> _What to do_:
Give only the number of lines in the data that contain the word "text".

> _Stored dataset items_:
● ● ● ● ●

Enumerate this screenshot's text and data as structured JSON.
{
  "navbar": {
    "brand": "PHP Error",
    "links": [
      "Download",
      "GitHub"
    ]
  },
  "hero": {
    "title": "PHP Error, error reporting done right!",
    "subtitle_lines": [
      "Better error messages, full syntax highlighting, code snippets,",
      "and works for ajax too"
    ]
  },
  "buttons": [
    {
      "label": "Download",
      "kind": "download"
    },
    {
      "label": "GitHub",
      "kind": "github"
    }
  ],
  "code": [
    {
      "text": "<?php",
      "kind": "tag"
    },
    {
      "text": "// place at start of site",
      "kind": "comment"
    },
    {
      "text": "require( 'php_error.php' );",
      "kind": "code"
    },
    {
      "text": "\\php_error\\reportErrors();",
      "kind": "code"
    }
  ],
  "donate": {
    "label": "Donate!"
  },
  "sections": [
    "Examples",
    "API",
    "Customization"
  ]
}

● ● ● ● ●

> _Exercise response_:
5